__About this task__
The task calls for each line of the records below in which the word "邻座的怪阿松" appears.

[Stored data]
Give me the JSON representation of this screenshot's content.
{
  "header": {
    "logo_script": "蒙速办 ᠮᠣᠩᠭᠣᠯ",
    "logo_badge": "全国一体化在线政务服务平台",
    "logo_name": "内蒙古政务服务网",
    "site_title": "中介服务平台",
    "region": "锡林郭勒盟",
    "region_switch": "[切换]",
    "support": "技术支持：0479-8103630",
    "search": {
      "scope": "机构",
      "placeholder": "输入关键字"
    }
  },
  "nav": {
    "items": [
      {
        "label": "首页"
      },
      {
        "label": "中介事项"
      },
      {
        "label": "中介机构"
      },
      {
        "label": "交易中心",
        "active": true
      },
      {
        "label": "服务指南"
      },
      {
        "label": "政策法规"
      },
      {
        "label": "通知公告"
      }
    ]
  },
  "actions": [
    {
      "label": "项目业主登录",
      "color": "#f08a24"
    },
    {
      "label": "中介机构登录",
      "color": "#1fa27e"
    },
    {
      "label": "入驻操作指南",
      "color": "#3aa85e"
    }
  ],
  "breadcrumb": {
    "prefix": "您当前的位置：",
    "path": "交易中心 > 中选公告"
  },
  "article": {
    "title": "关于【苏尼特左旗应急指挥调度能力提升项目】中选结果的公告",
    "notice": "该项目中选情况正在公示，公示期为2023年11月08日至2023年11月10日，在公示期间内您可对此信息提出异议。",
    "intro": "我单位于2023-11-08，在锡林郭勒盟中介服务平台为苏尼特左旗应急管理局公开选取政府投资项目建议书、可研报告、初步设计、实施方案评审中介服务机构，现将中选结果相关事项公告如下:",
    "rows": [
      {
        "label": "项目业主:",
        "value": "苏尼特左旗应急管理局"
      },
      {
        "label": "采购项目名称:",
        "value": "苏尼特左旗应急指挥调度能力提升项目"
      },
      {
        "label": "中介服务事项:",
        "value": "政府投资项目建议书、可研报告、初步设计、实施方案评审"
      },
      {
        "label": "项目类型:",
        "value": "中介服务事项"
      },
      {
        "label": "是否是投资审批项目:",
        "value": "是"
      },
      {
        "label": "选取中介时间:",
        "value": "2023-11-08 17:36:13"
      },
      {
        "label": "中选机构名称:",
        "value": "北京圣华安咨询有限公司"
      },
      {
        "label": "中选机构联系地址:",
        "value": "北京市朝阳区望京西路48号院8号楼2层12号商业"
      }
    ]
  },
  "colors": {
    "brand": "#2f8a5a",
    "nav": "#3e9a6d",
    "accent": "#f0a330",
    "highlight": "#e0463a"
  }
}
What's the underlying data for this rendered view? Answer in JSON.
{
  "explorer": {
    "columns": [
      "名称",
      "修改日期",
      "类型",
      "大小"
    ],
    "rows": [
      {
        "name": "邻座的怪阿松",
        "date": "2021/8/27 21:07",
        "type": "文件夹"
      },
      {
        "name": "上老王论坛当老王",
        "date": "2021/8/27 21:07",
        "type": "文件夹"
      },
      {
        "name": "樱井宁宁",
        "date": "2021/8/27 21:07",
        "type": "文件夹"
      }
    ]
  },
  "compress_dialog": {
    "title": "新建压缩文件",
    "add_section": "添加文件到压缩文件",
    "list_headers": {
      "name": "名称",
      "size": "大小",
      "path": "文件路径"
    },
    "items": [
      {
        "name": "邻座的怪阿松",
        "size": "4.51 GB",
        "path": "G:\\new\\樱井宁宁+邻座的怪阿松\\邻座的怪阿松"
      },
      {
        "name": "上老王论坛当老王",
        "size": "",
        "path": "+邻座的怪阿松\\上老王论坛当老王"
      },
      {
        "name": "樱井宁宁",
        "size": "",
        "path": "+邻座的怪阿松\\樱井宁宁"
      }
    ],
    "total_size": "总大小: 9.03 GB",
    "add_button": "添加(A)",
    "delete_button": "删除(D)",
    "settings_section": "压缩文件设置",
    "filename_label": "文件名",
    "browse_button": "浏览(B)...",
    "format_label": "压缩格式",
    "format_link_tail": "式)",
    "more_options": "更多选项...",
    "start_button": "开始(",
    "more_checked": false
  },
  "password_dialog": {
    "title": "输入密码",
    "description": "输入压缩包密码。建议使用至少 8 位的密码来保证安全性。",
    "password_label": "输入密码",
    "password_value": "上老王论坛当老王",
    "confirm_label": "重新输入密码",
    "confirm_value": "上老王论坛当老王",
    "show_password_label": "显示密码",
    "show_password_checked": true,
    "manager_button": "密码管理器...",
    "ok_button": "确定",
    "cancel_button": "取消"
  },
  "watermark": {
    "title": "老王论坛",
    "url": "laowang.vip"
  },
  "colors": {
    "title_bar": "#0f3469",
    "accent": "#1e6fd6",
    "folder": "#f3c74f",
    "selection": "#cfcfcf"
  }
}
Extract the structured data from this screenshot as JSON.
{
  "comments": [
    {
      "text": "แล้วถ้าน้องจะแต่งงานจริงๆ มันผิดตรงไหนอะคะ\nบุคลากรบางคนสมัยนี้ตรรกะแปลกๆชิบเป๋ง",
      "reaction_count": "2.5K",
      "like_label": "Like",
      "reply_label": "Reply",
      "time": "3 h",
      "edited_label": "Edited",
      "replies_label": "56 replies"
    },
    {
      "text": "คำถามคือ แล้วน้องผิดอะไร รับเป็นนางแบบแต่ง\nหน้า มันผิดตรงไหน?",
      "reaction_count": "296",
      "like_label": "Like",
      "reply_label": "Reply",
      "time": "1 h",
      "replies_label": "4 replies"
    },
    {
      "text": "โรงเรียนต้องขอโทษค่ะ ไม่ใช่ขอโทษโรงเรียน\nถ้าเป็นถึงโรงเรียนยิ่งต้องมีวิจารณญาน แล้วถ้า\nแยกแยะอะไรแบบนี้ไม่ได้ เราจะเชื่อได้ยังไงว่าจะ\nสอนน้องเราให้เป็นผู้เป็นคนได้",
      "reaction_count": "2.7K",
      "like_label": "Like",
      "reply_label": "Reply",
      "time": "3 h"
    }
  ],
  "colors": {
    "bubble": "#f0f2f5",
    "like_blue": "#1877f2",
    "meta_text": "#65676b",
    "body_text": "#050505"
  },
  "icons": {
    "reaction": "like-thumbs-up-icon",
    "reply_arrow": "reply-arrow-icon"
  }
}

__Answer to this exercise__
        "name": "邻座的怪阿松",
        "name": "邻座的怪阿松",
        "path": "G:\\new\\樱井宁宁+邻座的怪阿松\\邻座的怪阿松"
        "path": "+邻座的怪阿松\\上老王论坛当老王"
        "path": "+邻座的怪阿松\\樱井宁宁"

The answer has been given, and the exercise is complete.